“Sweet”, I thought to myself. I’ll hook this shark and the boys will arrive to help me land it. The shark reached my casting range and I launched. I stripped my fly to scurry away from him as he approached and in a scary-effortless move he devoured it and he was on. When he felt the hook he exploded and the once thought to be 4ft long shark was closer to 6ft.
Sharks fight you on the flats like in a heavyweight match. They put on an awesome fight. So much that it annoys me when anglers avoid them rather than cast. By now I had my hands full and I began hollering and waving my hat to the guys.
They were to me in less than five minutes like the fire department getting to a fire. Nick was hoping I had my big Napoleon but soon realized it was a shark big enough to cause some grief.

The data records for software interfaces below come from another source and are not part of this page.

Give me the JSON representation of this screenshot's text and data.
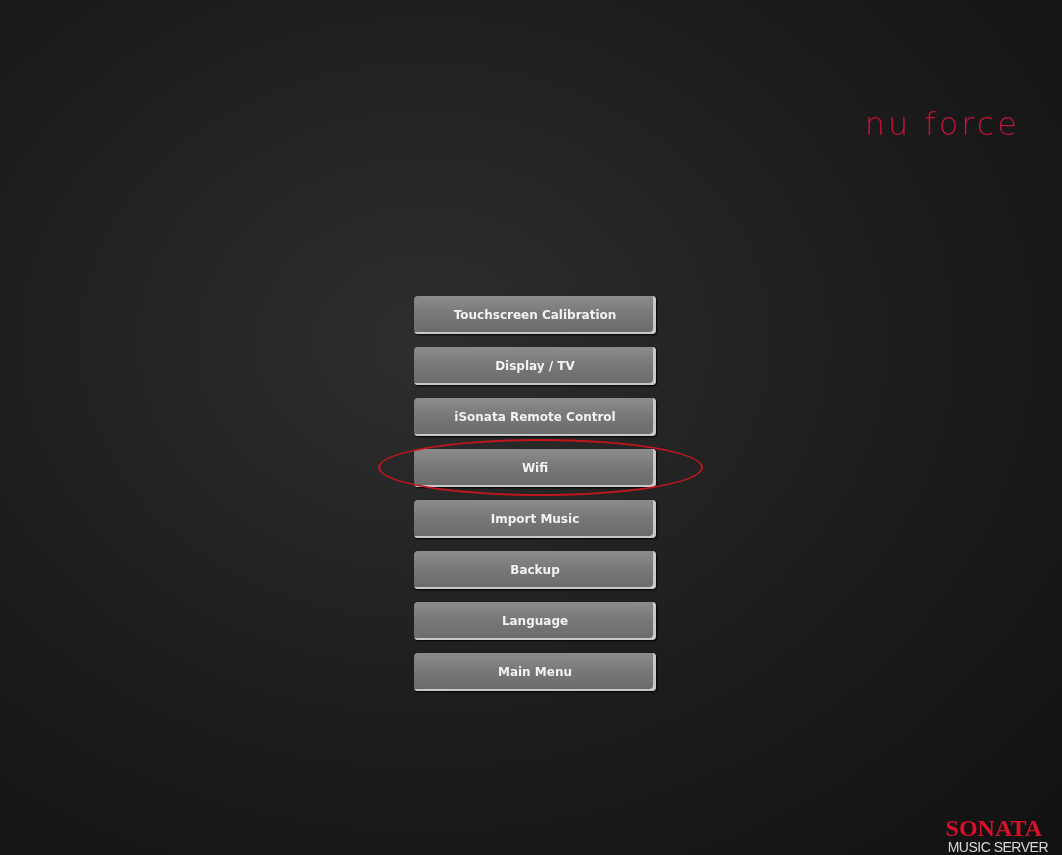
{
  "logo": "nu force",
  "menu": [
    {
      "label": "Touchscreen Calibration",
      "highlighted": false
    },
    {
      "label": "Display / TV",
      "highlighted": false
    },
    {
      "label": "iSonata Remote Control",
      "highlighted": false
    },
    {
      "label": "Wifi",
      "highlighted": true
    },
    {
      "label": "Import Music",
      "highlighted": false
    },
    {
      "label": "Backup",
      "highlighted": false
    },
    {
      "label": "Language",
      "highlighted": false
    },
    {
      "label": "Main Menu",
      "highlighted": false
    }
  ],
  "brand": {
    "name": "SONATA",
    "subtitle": "MUSIC SERVER"
  }
}
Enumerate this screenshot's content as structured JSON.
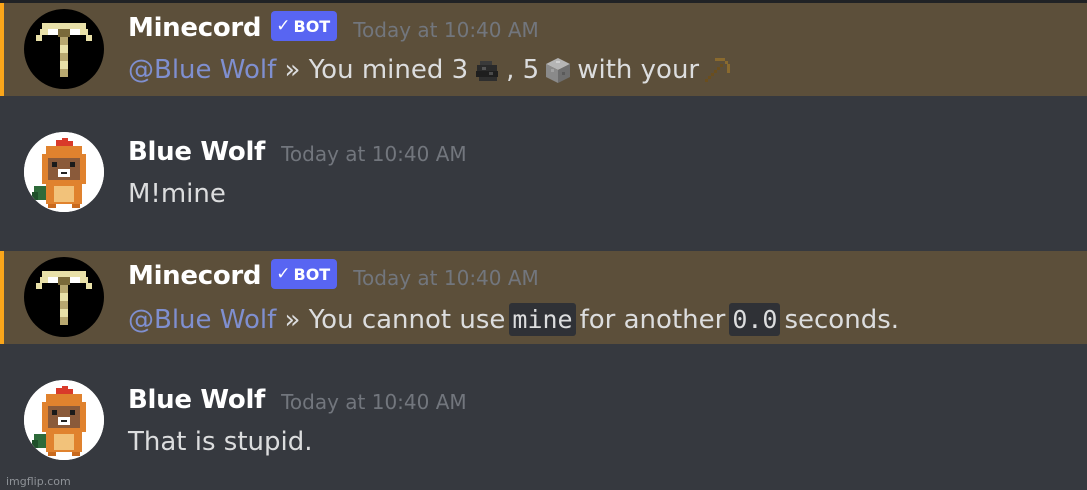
{
  "messages": [
    {
      "author": "Minecord",
      "bot_tag": "BOT",
      "timestamp": "Today at 10:40 AM",
      "mention": "@Blue Wolf",
      "separator": "»",
      "text_a": "You mined 3",
      "icon_a": "coal-icon",
      "text_b": ", 5",
      "icon_b": "stone-block-icon",
      "text_c": "with your",
      "icon_c": "wooden-pickaxe-icon"
    },
    {
      "author": "Blue Wolf",
      "timestamp": "Today at 10:40 AM",
      "text": "M!mine"
    },
    {
      "author": "Minecord",
      "bot_tag": "BOT",
      "timestamp": "Today at 10:40 AM",
      "mention": "@Blue Wolf",
      "separator": "»",
      "text_a": "You cannot use",
      "code_a": "mine",
      "text_b": "for another",
      "code_b": "0.0",
      "text_c": "seconds."
    },
    {
      "author": "Blue Wolf",
      "timestamp": "Today at 10:40 AM",
      "text": "That is stupid."
    }
  ],
  "watermark": "imgflip.com",
  "colors": {
    "background": "#36393f",
    "mention_background": "#5c4f3a",
    "mention_bar": "#faa61a",
    "bot_tag": "#5865f2",
    "mention_text": "#7f8fd0",
    "timestamp": "#72767d"
  }
}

An intense battle went on between me and the shark while Nick collected tools to handle the big fish. This is not a common occurrence for the guides here but one they are trained to handle. Soon Nick was with me and I hoisted the now tired shark on to the flat.
Things were looking good. Nick approached the shark with caution. I had his belly dragging on the turtle grass. But in one quick swoosh he thrashed and showed his teeth and bit through my 100lb leader. I was bummed but I believe there was some relief in Nick!
It was an insane day of species bashing. Steve and I racked up a spectacular list of fish somewhere between 12 and 15. I’d caught all before but one I don’t have on my list because when I caught one last trip I never got the photo to identify him later down the road. This is the one. He’s some sort of emperor but not sure which yet. If anyone can figure it out, please contact me.
Matt Cosson identified it as a dark colored yellowlip emperor.
Other than Skips outstanding milkfish the rest of the group caught an array of oddball stuff but not one giant trevally. This is a very strange week for these fish. This one that I drew with my sharpies on Justin’s shirt tonight is as close as we’ve got so far.
The Seychelles are truly one of the great saltwater fly fishing destinations left in the world. To learn more or even better, join me on my next trip here, contact me or Yellow Dog Flyfishing Adventures!
Jeff Currier Global Fly Fishing